=== Problem description ===
Look through the listing below, and wherever a line has the string "currency", copy it.

════════

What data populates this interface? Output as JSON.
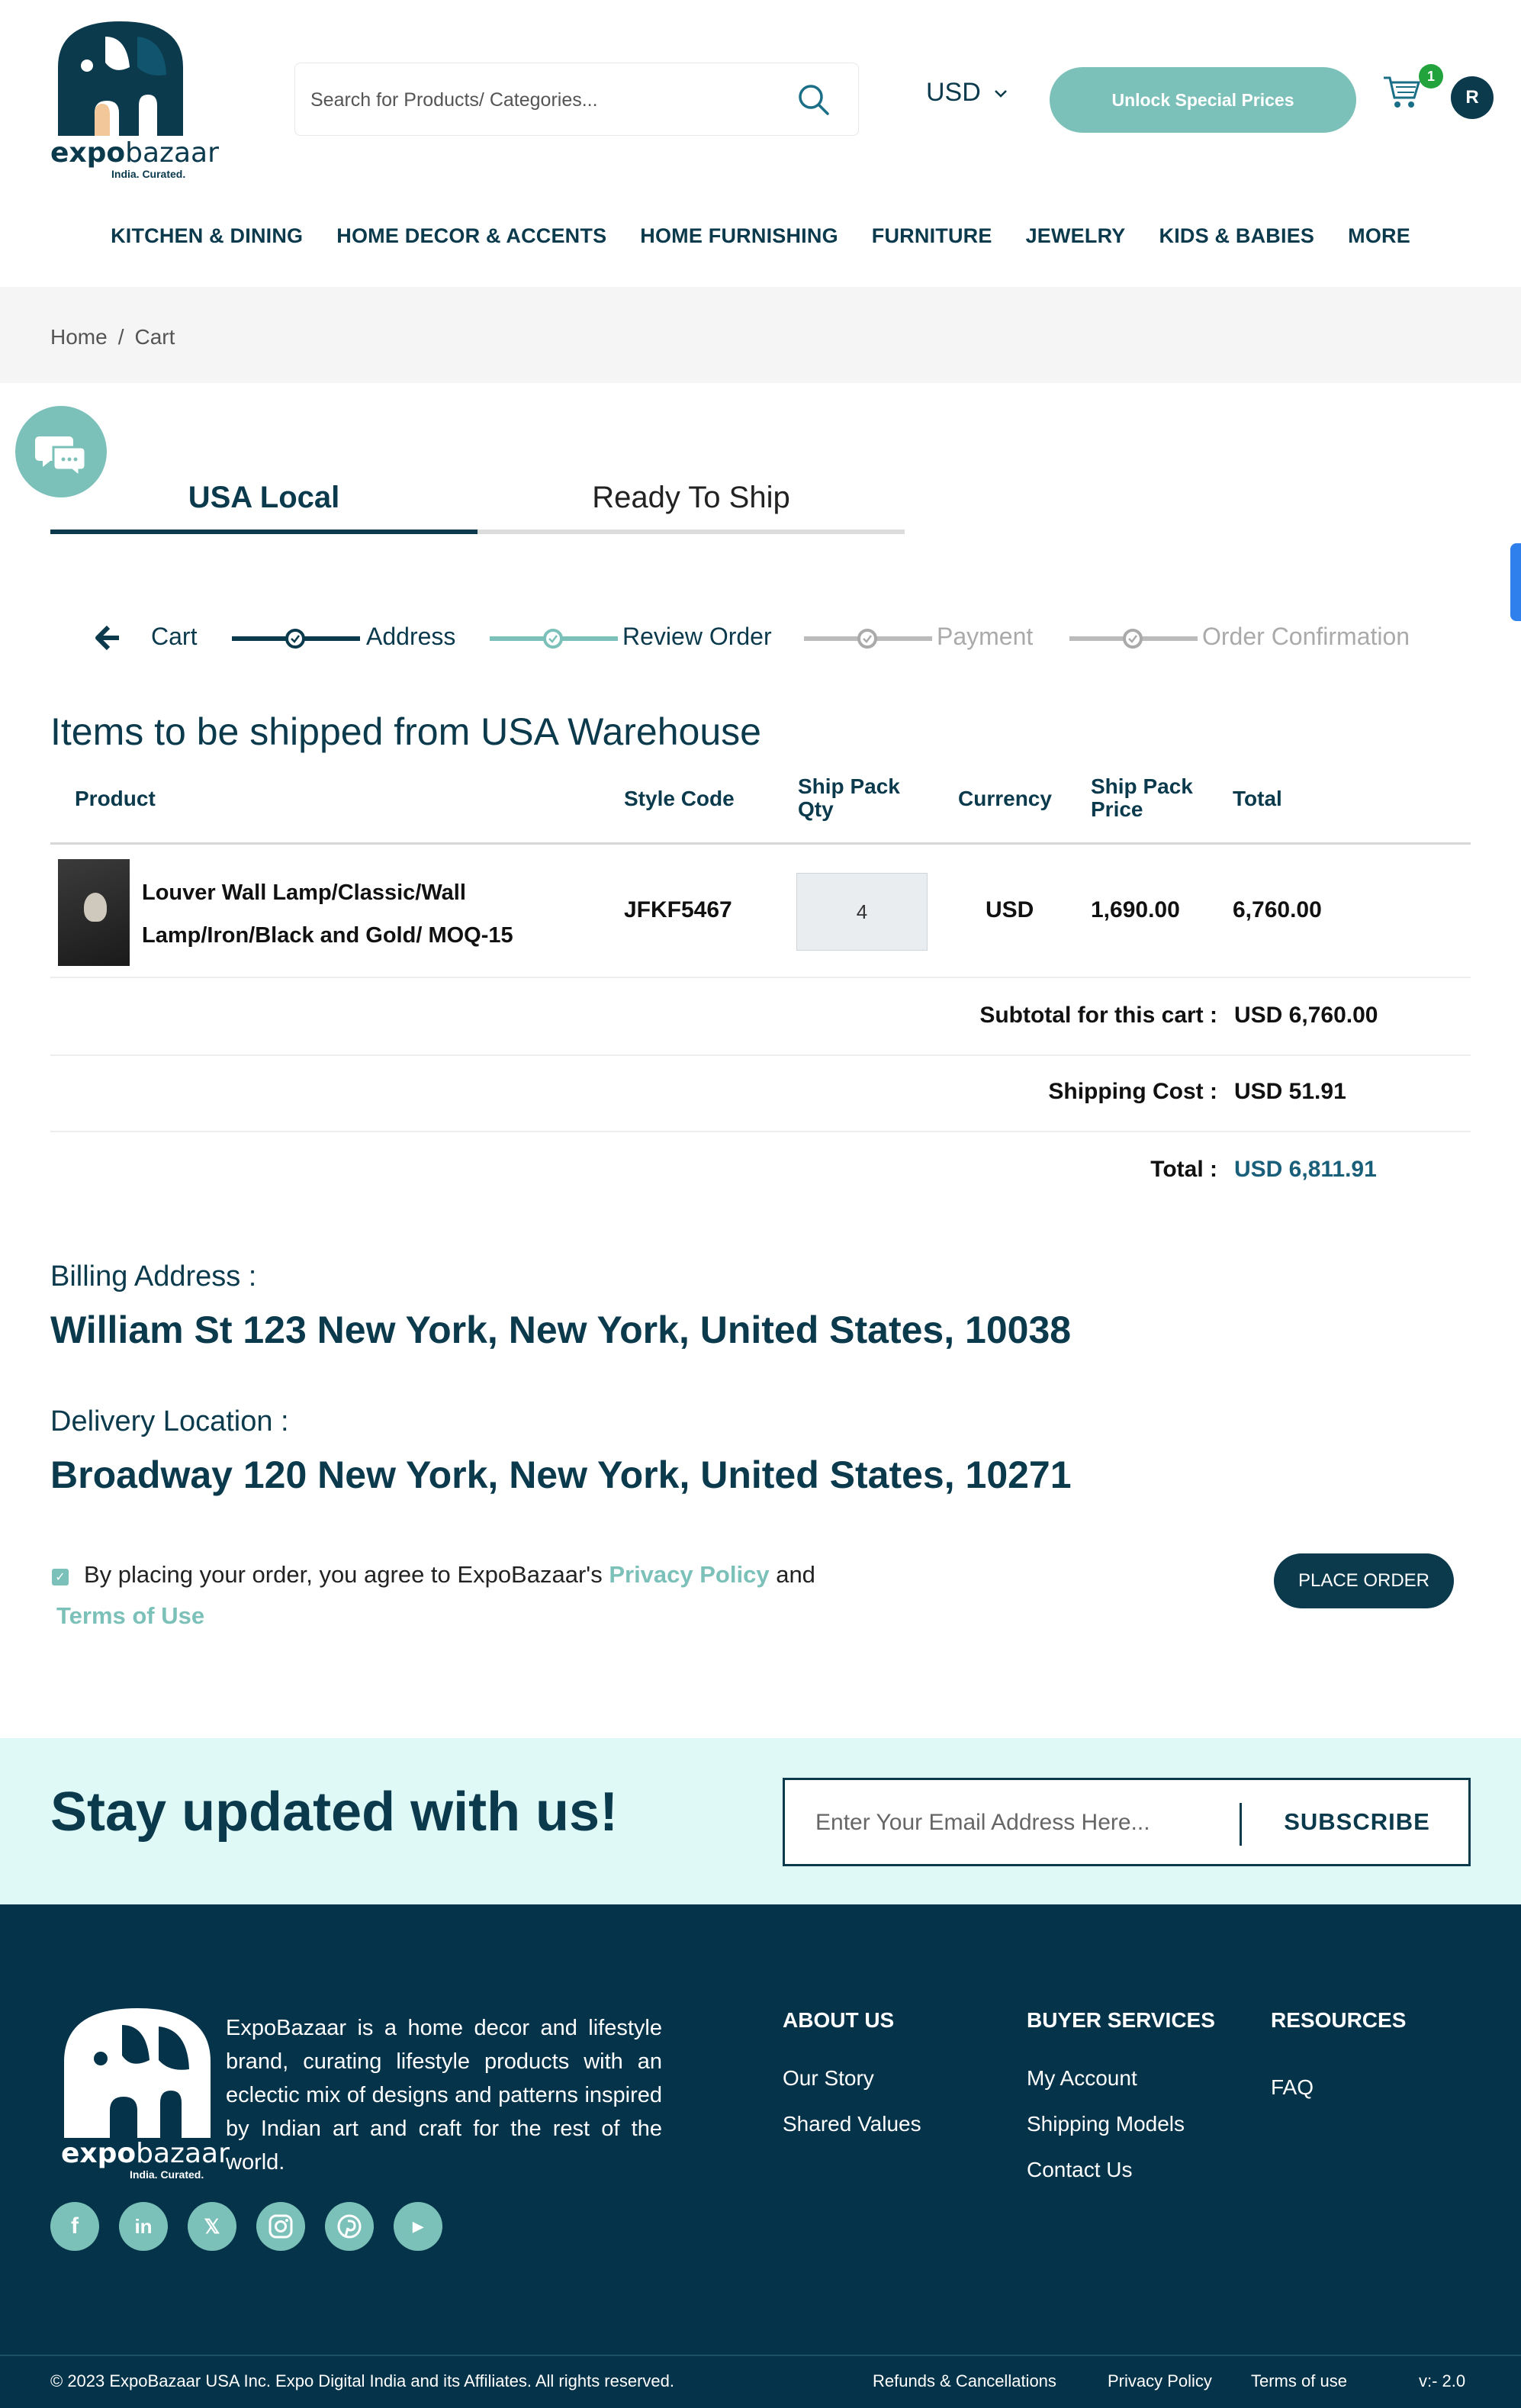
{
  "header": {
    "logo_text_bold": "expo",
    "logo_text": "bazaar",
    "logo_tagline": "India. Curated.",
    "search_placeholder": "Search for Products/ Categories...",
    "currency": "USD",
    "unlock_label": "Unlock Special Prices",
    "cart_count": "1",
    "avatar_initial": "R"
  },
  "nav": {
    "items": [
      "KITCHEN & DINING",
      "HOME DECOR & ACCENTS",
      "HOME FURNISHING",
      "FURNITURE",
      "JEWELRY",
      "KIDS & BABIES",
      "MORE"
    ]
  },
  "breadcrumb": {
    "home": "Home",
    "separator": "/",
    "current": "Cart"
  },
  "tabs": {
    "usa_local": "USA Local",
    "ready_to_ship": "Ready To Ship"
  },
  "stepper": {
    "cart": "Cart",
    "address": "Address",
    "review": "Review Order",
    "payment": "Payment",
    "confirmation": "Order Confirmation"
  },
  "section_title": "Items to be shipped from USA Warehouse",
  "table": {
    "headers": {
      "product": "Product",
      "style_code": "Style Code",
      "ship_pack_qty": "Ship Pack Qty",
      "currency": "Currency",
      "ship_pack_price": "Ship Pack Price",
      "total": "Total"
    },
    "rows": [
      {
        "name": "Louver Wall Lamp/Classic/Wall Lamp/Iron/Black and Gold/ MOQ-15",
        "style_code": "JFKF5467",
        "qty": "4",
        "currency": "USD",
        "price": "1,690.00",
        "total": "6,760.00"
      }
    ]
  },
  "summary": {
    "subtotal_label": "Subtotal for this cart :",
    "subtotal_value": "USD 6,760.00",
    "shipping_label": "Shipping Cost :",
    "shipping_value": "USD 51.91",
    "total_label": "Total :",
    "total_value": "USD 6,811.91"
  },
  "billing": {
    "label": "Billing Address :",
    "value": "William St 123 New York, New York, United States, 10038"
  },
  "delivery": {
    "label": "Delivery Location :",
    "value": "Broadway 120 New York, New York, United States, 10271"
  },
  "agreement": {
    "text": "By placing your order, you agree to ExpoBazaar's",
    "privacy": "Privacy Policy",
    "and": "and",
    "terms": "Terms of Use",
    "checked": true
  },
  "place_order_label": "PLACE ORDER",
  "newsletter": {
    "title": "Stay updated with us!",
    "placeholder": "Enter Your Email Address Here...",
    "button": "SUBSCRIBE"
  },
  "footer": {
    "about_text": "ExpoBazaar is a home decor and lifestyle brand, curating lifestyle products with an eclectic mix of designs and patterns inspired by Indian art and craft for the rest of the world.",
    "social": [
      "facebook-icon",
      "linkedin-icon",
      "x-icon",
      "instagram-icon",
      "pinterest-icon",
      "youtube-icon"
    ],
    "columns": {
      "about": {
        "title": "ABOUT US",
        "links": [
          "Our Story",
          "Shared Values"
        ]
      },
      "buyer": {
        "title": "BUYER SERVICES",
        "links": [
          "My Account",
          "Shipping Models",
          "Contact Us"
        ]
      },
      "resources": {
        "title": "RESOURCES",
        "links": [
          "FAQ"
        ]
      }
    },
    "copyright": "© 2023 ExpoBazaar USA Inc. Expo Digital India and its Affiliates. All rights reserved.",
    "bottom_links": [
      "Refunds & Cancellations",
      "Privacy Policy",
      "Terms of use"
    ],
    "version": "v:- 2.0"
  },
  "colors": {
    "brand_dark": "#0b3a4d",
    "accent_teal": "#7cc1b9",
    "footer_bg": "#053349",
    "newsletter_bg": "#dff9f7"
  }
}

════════

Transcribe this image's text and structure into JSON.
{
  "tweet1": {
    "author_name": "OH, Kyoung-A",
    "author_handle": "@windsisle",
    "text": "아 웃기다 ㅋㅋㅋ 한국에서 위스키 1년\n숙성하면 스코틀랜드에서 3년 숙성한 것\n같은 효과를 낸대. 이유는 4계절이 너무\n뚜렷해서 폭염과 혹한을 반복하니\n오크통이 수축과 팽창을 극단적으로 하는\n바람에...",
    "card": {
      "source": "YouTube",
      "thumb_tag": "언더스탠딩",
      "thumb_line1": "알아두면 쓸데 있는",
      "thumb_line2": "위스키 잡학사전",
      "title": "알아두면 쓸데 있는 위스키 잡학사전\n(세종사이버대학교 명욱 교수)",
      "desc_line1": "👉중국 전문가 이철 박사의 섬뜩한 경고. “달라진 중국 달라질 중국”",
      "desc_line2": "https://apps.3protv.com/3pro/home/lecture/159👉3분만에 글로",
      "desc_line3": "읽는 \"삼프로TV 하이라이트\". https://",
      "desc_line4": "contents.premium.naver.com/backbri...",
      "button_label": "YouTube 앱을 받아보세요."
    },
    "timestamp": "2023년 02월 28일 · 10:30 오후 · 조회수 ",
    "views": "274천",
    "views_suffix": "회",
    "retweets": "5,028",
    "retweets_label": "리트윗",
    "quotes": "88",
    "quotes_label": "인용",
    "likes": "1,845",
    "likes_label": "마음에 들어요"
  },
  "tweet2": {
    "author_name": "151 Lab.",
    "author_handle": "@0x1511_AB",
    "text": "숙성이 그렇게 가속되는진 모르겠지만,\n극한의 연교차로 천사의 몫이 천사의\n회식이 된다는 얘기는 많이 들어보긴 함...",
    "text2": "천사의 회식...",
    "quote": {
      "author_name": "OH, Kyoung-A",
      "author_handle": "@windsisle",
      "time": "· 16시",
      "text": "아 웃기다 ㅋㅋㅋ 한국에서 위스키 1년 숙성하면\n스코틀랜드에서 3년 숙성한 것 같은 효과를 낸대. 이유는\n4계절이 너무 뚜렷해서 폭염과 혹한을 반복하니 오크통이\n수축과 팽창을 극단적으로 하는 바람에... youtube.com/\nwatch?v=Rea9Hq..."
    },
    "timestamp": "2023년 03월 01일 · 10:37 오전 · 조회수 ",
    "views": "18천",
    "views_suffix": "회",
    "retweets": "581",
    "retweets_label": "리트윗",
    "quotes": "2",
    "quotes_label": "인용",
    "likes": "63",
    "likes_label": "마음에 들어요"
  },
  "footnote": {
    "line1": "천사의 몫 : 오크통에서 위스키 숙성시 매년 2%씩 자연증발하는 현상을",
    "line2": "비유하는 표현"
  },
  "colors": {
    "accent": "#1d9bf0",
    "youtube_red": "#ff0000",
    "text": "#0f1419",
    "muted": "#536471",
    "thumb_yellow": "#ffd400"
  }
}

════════

=== Reply ===
    "currency": "USD",
      "currency": "Currency",
        "currency": "USD",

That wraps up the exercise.